It can be seen in the first figure that the firm has a demand curve which is a horizontal line parallel to the x-axis (representing output). Further, the demand curve is horizontal at equilibrium price P1 as set by the market.
The demand curve of the firm is also the Average revenue and Marginal revenue curve for the firm. This is because there is uniform price in the market fixed at P1 level.
The firm will maximize profits at a point where MC=MR. In this case, it will be the point where demand curve and MC intersect. This occurs at the output level Q1.
The similar situation will be presented for each of the firm in the market. However, the cost curves will differ for each firm and will determine whether firm makes profit or incurs losses. Each firm will optimally operate at point where it’s MC=MR.
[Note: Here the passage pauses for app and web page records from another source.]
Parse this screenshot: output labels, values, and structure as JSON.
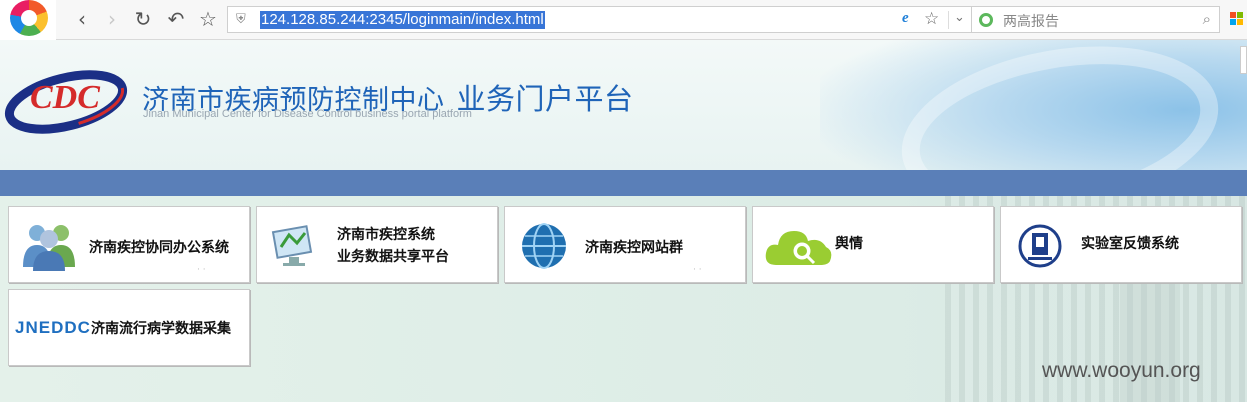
{
  "browser": {
    "url": "124.128.85.244:2345/loginmain/index.html",
    "search_placeholder": "两高报告",
    "back": "‹",
    "forward": "›",
    "reload": "↻",
    "undo": "↶",
    "star": "☆",
    "shield": "⛨",
    "ie": "e",
    "dropdown": "⌄",
    "search_icon": "⌕",
    "grid_colors": [
      "#f25022",
      "#7fba00",
      "#00a4ef",
      "#ffb900"
    ]
  },
  "header": {
    "logo_text": "CDC",
    "title": "济南市疾病预防控制中心",
    "subtitle": "业务门户平台",
    "title_en": "Jinan Municipal Center for Disease Control business portal platform"
  },
  "tiles": [
    {
      "name": "oa",
      "label": "济南疾控协同办公系统"
    },
    {
      "name": "data-share",
      "label_line1": "济南市疾控系统",
      "label_line2": "业务数据共享平台"
    },
    {
      "name": "websites",
      "label": "济南疾控网站群"
    },
    {
      "name": "public-opinion",
      "label": "舆情"
    },
    {
      "name": "lab-feedback",
      "label": "实验室反馈系统"
    },
    {
      "name": "epidemiology",
      "logo_text": "JNEDDC",
      "label": "济南流行病学数据采集"
    }
  ],
  "watermark": "www.wooyun.org"
}
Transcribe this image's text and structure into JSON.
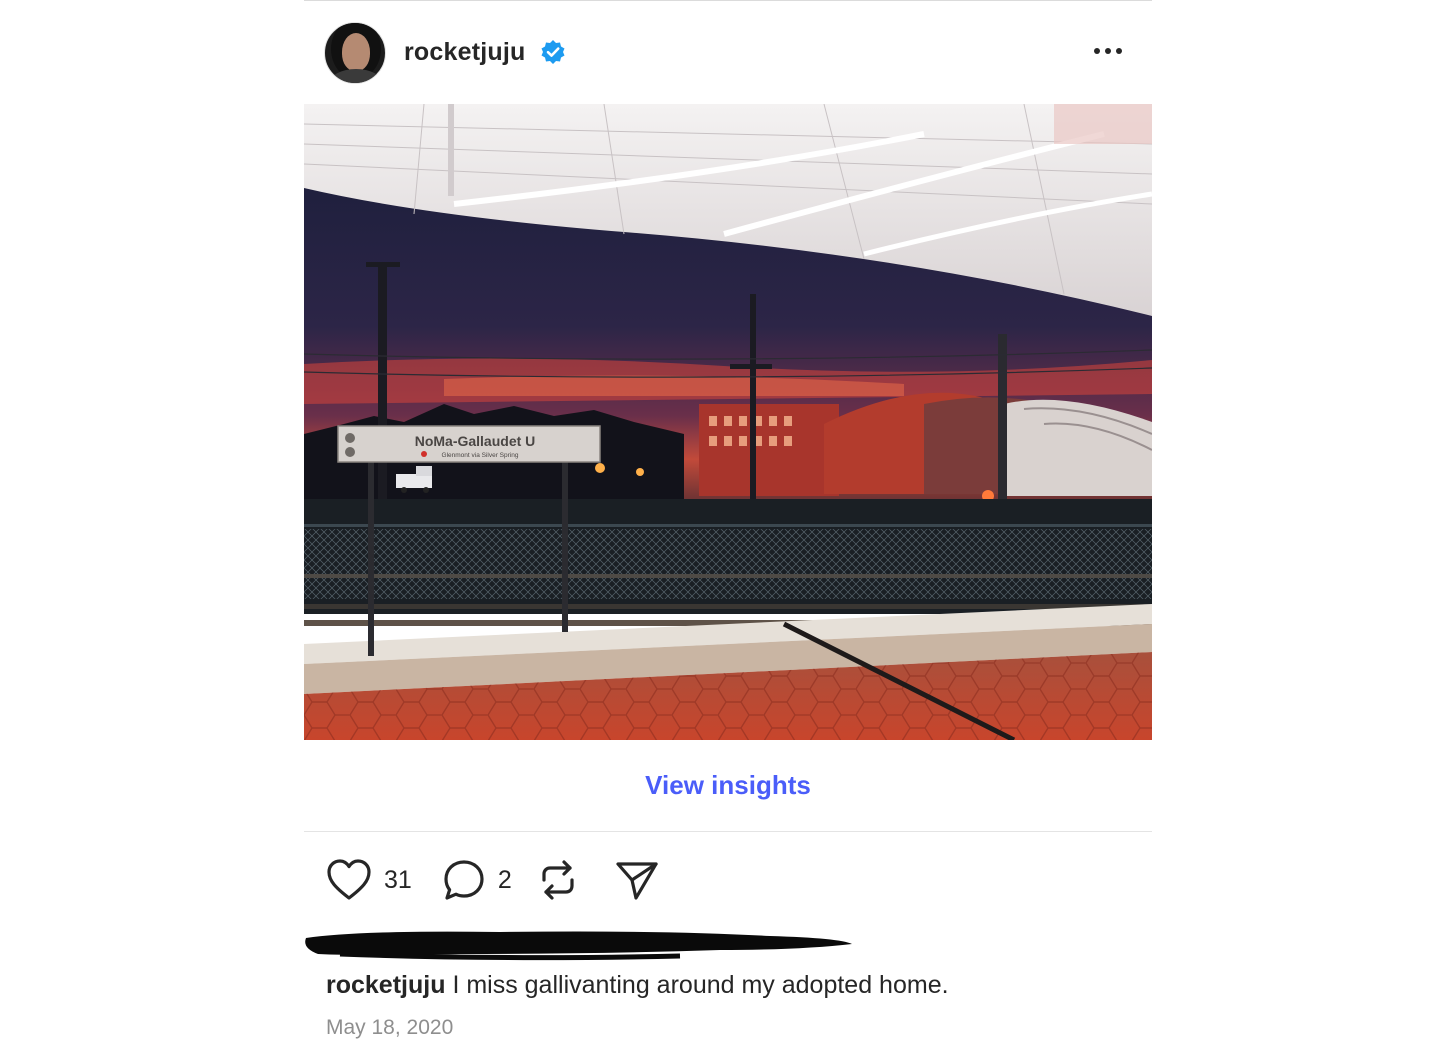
{
  "post": {
    "username": "rocketjuju",
    "verified": true,
    "menu_icon": "more-horizontal-icon"
  },
  "photo": {
    "station_sign": {
      "name": "NoMa-Gallaudet U",
      "subline": "Glenmont via Silver Spring"
    }
  },
  "insights": {
    "label": "View insights",
    "color": "#4a5df9"
  },
  "actions": {
    "likes": "31",
    "comments": "2",
    "icons": [
      "heart-icon",
      "comment-icon",
      "repost-icon",
      "share-icon"
    ]
  },
  "caption": {
    "username": "rocketjuju",
    "text": "I miss gallivanting around my adopted home."
  },
  "date": "May 18, 2020"
}
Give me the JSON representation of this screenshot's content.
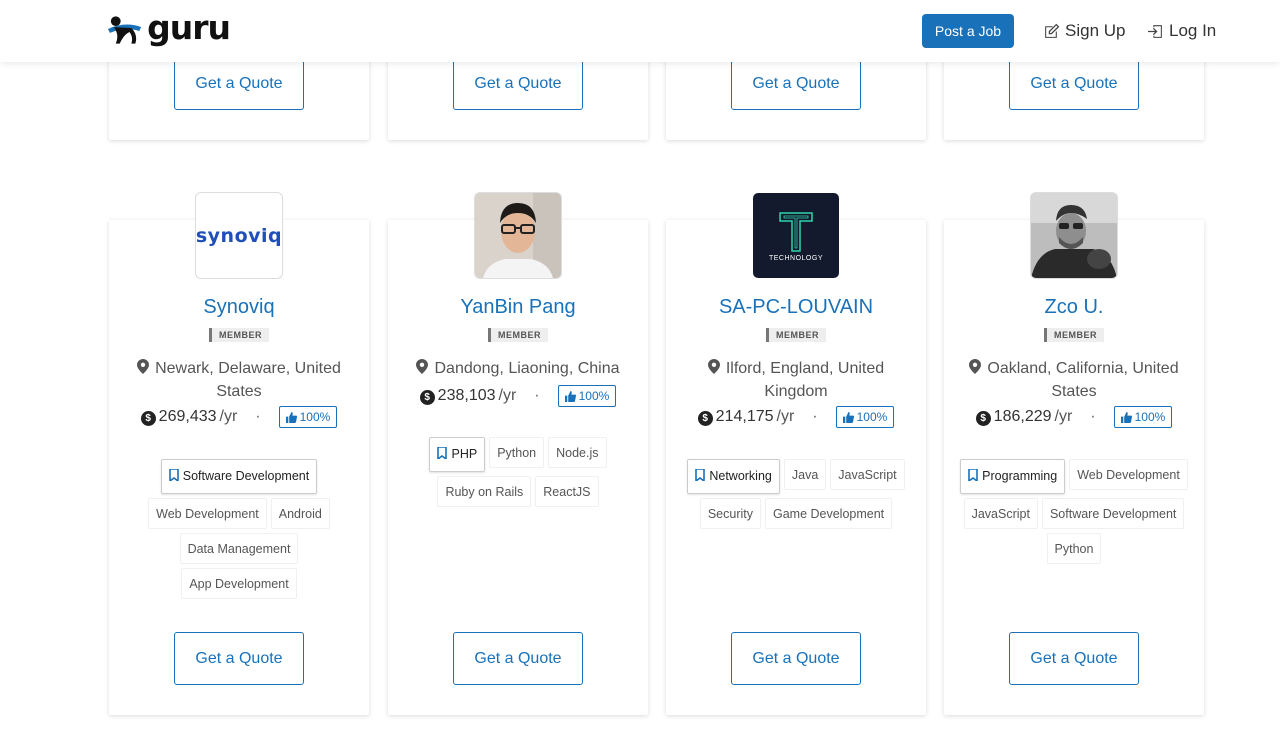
{
  "header": {
    "logo": "guru",
    "post_job": "Post a Job",
    "sign_up": "Sign Up",
    "log_in": "Log In"
  },
  "quote_label": "Get a Quote",
  "member_label": "MEMBER",
  "colors": {
    "brand_blue": "#1971b9"
  },
  "freelancers": [
    {
      "name": "Synoviq",
      "avatar_text": "synoviq",
      "location": "Newark, Delaware, United States",
      "earnings": "269,433",
      "period": "/yr",
      "rating": "100%",
      "skills": [
        "Software Development",
        "Web Development",
        "Android",
        "Data Management",
        "App Development"
      ]
    },
    {
      "name": "YanBin Pang",
      "avatar_text": "",
      "location": "Dandong, Liaoning, China",
      "earnings": "238,103",
      "period": "/yr",
      "rating": "100%",
      "skills": [
        "PHP",
        "Python",
        "Node.js",
        "Ruby on Rails",
        "ReactJS"
      ]
    },
    {
      "name": "SA-PC-LOUVAIN",
      "avatar_text": "TECHNOLOGY",
      "location": "Ilford, England, United Kingdom",
      "earnings": "214,175",
      "period": "/yr",
      "rating": "100%",
      "skills": [
        "Networking",
        "Java",
        "JavaScript",
        "Security",
        "Game Development"
      ]
    },
    {
      "name": "Zco U.",
      "avatar_text": "",
      "location": "Oakland, California, United States",
      "earnings": "186,229",
      "period": "/yr",
      "rating": "100%",
      "skills": [
        "Programming",
        "Web Development",
        "JavaScript",
        "Software Development",
        "Python"
      ]
    }
  ]
}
The second figure presents aggregated position of all the firms in the market. The demand curve will be downward sloping while the supply curve will be upward sloping, resulting in an equilibrium price and output for the industry. The equilibrium price will be same P1 as used by the individual firm in first figure (Debreu, 1972).
The above report discussed various types of cost, particularly fixed cost and variable cost in terms of total cost, average cost and also graphically to understand the shape of various curves.
Further, the report also discussed perfect competition market in terms of the unique characteristics and profit maximization of an individual firm. The report also discussed how market determines equilibrium quantity and price.